## About this exercise
Search the entries for the word "kind" and return every line where it is found.

## Data to use
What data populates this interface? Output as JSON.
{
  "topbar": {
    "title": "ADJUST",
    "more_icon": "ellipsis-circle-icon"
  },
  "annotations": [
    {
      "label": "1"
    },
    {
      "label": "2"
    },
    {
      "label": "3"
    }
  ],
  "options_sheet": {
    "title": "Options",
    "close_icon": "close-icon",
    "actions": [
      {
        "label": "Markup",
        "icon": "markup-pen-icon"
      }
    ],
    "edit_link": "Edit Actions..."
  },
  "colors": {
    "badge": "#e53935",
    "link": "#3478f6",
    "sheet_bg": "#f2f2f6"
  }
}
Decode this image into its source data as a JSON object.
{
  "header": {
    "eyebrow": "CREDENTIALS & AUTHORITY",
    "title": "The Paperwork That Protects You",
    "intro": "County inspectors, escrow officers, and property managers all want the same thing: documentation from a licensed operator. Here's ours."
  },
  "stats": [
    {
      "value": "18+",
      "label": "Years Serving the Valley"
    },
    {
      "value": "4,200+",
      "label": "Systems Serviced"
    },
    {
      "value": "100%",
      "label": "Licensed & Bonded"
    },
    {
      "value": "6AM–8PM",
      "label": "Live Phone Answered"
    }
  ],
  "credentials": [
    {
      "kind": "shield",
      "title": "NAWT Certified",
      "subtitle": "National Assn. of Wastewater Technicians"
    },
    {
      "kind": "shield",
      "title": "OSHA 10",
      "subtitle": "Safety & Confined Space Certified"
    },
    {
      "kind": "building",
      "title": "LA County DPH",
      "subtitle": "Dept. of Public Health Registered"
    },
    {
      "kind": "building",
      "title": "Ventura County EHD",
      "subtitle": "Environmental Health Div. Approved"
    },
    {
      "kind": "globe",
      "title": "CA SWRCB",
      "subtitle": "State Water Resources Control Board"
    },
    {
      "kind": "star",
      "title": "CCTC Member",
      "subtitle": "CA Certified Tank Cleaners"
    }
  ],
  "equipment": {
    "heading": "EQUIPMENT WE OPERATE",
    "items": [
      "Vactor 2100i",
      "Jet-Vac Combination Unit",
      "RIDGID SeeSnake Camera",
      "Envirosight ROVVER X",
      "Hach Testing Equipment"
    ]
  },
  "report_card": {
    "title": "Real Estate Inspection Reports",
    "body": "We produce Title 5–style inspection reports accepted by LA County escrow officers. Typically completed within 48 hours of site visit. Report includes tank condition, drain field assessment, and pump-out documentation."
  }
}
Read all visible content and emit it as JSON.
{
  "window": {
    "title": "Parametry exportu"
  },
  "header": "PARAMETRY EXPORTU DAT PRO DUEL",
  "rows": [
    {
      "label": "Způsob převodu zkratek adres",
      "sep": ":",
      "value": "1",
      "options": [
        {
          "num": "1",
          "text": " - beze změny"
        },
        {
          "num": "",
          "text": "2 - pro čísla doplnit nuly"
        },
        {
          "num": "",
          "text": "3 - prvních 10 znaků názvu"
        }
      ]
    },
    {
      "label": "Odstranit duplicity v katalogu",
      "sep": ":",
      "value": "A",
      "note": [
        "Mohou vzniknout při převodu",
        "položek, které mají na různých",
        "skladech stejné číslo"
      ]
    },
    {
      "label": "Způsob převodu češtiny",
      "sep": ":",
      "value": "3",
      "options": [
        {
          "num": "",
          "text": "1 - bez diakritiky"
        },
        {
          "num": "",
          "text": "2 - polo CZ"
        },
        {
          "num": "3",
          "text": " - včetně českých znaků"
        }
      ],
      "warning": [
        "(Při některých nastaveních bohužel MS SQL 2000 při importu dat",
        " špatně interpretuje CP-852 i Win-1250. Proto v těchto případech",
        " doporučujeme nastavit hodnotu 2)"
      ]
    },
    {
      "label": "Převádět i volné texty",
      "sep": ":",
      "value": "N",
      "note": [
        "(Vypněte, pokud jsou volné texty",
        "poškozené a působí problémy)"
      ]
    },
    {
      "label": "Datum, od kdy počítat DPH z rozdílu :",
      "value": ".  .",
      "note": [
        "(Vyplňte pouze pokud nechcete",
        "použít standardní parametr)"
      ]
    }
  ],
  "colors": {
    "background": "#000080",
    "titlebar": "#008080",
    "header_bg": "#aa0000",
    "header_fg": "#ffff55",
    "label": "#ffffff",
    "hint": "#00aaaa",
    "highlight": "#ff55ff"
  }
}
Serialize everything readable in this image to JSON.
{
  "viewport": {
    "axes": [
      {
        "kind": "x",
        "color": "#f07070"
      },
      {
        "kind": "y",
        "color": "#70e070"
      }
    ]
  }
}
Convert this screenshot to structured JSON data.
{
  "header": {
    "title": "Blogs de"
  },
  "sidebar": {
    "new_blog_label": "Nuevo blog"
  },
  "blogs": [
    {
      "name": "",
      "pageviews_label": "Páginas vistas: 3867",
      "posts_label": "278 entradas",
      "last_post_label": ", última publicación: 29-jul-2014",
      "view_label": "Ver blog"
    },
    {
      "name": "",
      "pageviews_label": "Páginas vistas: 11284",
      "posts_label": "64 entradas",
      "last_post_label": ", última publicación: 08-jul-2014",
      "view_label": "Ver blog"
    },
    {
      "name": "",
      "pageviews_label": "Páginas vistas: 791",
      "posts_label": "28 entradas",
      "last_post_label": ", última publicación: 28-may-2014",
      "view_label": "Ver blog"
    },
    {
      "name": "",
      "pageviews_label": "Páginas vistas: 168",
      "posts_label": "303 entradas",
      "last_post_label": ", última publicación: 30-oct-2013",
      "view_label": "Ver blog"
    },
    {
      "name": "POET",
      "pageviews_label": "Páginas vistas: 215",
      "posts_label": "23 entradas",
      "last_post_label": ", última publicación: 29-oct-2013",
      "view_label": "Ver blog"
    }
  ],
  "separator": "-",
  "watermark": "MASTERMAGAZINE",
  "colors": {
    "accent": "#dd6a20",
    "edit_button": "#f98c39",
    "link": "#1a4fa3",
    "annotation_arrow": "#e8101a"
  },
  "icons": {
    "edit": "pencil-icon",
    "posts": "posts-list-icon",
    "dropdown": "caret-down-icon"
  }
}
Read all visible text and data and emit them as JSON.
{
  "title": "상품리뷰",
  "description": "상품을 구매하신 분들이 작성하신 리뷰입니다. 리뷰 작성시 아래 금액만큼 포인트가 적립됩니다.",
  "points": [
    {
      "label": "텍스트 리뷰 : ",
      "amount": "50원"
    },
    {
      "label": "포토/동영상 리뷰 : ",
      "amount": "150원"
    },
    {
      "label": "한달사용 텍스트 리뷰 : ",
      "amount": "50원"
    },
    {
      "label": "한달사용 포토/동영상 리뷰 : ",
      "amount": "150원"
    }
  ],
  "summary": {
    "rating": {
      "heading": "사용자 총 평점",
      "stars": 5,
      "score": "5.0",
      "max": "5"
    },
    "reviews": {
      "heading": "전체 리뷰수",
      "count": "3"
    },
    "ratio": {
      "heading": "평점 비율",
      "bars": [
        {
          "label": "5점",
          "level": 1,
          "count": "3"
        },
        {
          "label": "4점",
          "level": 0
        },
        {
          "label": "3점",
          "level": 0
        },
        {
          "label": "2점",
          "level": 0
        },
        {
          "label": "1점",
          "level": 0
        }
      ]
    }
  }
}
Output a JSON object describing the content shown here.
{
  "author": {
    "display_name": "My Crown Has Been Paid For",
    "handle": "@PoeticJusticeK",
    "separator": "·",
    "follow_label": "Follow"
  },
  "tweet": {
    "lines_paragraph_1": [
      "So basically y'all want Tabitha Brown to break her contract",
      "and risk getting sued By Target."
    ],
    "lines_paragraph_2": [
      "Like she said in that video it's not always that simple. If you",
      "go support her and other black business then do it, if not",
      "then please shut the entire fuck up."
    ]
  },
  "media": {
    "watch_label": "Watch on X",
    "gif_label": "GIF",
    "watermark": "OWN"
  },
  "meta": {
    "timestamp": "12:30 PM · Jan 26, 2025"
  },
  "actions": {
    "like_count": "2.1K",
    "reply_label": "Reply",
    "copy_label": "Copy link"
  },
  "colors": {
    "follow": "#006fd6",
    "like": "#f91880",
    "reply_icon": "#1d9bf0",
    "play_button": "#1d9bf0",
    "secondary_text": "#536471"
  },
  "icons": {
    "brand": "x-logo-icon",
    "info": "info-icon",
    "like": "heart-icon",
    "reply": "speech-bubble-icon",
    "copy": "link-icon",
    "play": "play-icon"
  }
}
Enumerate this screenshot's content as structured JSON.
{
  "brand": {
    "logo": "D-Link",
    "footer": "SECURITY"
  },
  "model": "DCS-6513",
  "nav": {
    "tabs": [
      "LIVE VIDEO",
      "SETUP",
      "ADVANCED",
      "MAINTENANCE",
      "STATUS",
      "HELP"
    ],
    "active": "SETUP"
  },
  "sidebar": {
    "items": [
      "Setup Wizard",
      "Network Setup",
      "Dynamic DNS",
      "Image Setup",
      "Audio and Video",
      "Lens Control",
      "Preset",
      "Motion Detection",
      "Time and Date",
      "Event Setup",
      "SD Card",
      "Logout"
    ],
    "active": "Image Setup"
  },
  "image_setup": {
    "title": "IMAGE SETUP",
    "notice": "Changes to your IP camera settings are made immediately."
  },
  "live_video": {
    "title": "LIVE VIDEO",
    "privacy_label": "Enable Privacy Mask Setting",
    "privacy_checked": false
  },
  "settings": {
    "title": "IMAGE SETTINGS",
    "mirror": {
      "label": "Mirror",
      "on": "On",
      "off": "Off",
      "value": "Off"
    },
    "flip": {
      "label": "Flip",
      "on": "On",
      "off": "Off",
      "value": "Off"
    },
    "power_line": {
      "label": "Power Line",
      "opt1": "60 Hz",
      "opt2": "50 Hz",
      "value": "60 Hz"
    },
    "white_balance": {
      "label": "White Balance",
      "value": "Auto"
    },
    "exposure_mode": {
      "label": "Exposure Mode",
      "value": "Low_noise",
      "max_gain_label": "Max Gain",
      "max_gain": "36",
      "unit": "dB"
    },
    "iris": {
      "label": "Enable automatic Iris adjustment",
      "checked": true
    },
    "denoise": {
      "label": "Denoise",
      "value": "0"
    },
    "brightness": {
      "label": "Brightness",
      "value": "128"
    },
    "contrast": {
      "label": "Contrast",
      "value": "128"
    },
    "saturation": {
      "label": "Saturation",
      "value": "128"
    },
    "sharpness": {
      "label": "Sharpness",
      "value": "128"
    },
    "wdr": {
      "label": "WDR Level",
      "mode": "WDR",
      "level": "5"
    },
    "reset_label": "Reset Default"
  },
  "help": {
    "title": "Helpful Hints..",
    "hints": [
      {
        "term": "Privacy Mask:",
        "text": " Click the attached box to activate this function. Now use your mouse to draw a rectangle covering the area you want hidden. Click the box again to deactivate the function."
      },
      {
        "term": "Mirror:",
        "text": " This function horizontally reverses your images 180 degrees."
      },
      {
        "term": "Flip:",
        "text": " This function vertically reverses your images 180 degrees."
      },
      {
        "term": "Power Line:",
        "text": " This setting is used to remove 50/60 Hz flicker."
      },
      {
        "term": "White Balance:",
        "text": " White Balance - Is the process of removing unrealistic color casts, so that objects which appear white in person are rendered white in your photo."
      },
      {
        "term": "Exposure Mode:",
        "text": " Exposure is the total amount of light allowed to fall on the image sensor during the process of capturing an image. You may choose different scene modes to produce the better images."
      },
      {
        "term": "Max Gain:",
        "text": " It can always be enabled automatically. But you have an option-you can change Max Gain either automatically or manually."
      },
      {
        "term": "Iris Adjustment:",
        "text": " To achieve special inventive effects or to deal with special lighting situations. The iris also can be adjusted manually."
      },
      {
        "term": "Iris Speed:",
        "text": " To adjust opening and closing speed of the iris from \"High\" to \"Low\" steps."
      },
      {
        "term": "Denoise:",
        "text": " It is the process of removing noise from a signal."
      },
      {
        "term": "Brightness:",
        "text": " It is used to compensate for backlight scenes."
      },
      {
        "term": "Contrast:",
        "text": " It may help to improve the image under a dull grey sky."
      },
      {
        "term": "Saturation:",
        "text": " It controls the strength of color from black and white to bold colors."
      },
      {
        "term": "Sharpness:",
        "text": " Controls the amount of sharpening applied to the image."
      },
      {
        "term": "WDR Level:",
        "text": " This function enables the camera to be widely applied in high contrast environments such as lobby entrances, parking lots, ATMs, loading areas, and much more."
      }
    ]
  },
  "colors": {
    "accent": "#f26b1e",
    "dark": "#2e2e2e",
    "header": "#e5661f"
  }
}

## Expected output
      "kind": "shield",
      "kind": "shield",
      "kind": "building",
      "kind": "building",
      "kind": "globe",
      "kind": "star",
        "kind": "x",
        "kind": "y",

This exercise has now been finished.